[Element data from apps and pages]
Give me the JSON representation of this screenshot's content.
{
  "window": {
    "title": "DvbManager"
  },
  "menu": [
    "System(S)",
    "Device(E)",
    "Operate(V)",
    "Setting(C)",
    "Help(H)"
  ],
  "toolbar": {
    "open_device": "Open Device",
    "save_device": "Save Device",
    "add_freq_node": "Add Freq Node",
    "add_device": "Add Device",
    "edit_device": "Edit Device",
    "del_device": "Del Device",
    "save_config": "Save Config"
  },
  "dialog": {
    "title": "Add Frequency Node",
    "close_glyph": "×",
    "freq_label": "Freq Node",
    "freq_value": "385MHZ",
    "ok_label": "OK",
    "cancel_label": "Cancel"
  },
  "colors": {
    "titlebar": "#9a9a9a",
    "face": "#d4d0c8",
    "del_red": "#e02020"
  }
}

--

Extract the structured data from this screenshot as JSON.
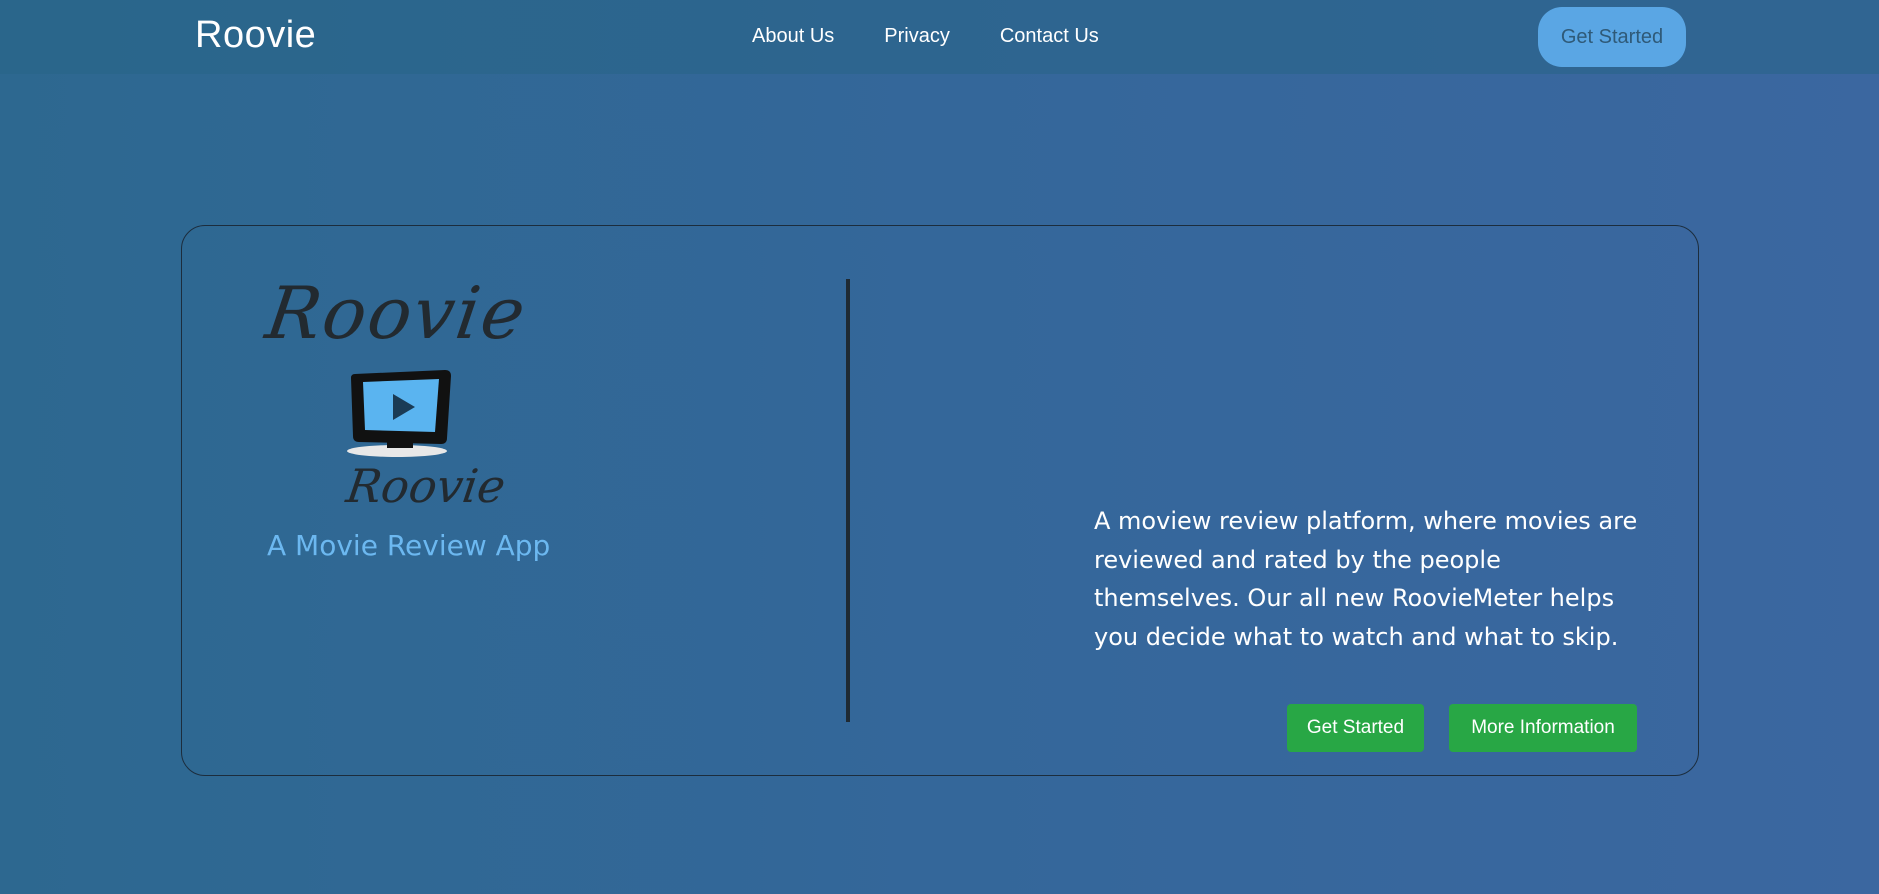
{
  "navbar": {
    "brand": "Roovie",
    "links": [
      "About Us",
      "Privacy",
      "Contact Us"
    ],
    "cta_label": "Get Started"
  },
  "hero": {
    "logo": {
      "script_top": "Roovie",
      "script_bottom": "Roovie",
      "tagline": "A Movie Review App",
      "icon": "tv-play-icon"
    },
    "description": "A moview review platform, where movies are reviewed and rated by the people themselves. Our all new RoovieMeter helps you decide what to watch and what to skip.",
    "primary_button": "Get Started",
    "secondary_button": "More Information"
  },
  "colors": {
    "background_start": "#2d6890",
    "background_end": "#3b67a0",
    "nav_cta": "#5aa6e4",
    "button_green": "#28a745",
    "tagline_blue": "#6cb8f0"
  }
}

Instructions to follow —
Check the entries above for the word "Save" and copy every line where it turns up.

Solution to the exercise —
    "save_device": "Save Device",
    "save_config": "Save Config"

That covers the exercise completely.